### Aim of the exercise
For every line in the material, set down an identical one.

Information given section start

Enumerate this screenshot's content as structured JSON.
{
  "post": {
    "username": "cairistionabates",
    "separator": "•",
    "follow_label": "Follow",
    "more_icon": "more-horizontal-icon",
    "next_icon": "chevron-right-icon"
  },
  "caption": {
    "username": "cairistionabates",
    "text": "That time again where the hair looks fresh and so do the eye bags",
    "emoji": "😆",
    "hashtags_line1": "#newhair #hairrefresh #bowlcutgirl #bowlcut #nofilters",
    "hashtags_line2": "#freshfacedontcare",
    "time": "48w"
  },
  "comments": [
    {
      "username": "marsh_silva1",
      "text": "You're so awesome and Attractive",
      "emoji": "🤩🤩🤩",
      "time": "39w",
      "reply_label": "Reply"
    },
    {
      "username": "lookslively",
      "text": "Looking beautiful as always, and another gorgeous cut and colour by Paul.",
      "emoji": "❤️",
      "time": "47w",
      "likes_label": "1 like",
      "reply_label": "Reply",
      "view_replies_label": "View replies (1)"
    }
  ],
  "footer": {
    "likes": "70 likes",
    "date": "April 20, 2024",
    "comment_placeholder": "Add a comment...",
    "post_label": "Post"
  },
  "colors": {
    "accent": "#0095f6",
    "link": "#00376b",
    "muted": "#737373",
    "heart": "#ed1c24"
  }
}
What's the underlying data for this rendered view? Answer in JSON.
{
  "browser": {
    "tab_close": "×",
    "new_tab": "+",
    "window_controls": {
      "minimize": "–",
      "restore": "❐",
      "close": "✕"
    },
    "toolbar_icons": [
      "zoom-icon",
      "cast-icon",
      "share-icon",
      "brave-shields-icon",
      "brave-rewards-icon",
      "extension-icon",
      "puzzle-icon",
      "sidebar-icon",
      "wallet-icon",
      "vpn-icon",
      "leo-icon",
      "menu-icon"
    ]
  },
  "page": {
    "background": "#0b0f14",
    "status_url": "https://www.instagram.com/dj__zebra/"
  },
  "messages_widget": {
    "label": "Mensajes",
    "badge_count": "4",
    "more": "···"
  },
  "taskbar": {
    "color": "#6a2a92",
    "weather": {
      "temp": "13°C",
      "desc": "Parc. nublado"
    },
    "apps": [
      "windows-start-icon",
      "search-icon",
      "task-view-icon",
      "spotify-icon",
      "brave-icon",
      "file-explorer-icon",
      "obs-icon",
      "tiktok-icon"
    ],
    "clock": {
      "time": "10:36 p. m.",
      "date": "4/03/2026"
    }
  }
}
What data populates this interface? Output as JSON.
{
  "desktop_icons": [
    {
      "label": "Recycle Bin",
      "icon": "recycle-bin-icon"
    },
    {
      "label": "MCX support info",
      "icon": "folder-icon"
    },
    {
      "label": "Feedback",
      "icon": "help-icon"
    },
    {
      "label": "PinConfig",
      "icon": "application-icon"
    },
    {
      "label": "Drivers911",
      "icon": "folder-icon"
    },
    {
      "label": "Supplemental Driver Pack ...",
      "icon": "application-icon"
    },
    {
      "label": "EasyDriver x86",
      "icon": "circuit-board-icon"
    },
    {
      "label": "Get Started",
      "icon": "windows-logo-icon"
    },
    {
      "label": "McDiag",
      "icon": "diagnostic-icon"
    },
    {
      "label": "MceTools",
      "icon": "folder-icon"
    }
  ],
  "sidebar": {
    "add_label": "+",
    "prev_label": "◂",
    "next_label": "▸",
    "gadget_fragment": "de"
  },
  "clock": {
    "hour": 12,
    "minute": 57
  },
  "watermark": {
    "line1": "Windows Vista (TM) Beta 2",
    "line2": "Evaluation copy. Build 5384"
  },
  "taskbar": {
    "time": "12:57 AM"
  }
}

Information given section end

### Task answer
Enumerate this screenshot's content as structured JSON.
{
  "post": {
    "username": "cairistionabates",
    "separator": "•",
    "follow_label": "Follow",
    "more_icon": "more-horizontal-icon",
    "next_icon": "chevron-right-icon"
  },
  "caption": {
    "username": "cairistionabates",
    "text": "That time again where the hair looks fresh and so do the eye bags",
    "emoji": "😆",
    "hashtags_line1": "#newhair #hairrefresh #bowlcutgirl #bowlcut #nofilters",
    "hashtags_line2": "#freshfacedontcare",
    "time": "48w"
  },
  "comments": [
    {
      "username": "marsh_silva1",
      "text": "You're so awesome and Attractive",
      "emoji": "🤩🤩🤩",
      "time": "39w",
      "reply_label": "Reply"
    },
    {
      "username": "lookslively",
      "text": "Looking beautiful as always, and another gorgeous cut and colour by Paul.",
      "emoji": "❤️",
      "time": "47w",
      "likes_label": "1 like",
      "reply_label": "Reply",
      "view_replies_label": "View replies (1)"
    }
  ],
  "footer": {
    "likes": "70 likes",
    "date": "April 20, 2024",
    "comment_placeholder": "Add a comment...",
    "post_label": "Post"
  },
  "colors": {
    "accent": "#0095f6",
    "link": "#00376b",
    "muted": "#737373",
    "heart": "#ed1c24"
  }
}
What's the underlying data for this rendered view? Answer in JSON.
{
  "browser": {
    "tab_close": "×",
    "new_tab": "+",
    "window_controls": {
      "minimize": "–",
      "restore": "❐",
      "close": "✕"
    },
    "toolbar_icons": [
      "zoom-icon",
      "cast-icon",
      "share-icon",
      "brave-shields-icon",
      "brave-rewards-icon",
      "extension-icon",
      "puzzle-icon",
      "sidebar-icon",
      "wallet-icon",
      "vpn-icon",
      "leo-icon",
      "menu-icon"
    ]
  },
  "page": {
    "background": "#0b0f14",
    "status_url": "https://www.instagram.com/dj__zebra/"
  },
  "messages_widget": {
    "label": "Mensajes",
    "badge_count": "4",
    "more": "···"
  },
  "taskbar": {
    "color": "#6a2a92",
    "weather": {
      "temp": "13°C",
      "desc": "Parc. nublado"
    },
    "apps": [
      "windows-start-icon",
      "search-icon",
      "task-view-icon",
      "spotify-icon",
      "brave-icon",
      "file-explorer-icon",
      "obs-icon",
      "tiktok-icon"
    ],
    "clock": {
      "time": "10:36 p. m.",
      "date": "4/03/2026"
    }
  }
}
What data populates this interface? Output as JSON.
{
  "desktop_icons": [
    {
      "label": "Recycle Bin",
      "icon": "recycle-bin-icon"
    },
    {
      "label": "MCX support info",
      "icon": "folder-icon"
    },
    {
      "label": "Feedback",
      "icon": "help-icon"
    },
    {
      "label": "PinConfig",
      "icon": "application-icon"
    },
    {
      "label": "Drivers911",
      "icon": "folder-icon"
    },
    {
      "label": "Supplemental Driver Pack ...",
      "icon": "application-icon"
    },
    {
      "label": "EasyDriver x86",
      "icon": "circuit-board-icon"
    },
    {
      "label": "Get Started",
      "icon": "windows-logo-icon"
    },
    {
      "label": "McDiag",
      "icon": "diagnostic-icon"
    },
    {
      "label": "MceTools",
      "icon": "folder-icon"
    }
  ],
  "sidebar": {
    "add_label": "+",
    "prev_label": "◂",
    "next_label": "▸",
    "gadget_fragment": "de"
  },
  "clock": {
    "hour": 12,
    "minute": 57
  },
  "watermark": {
    "line1": "Windows Vista (TM) Beta 2",
    "line2": "Evaluation copy. Build 5384"
  },
  "taskbar": {
    "time": "12:57 AM"
  }
}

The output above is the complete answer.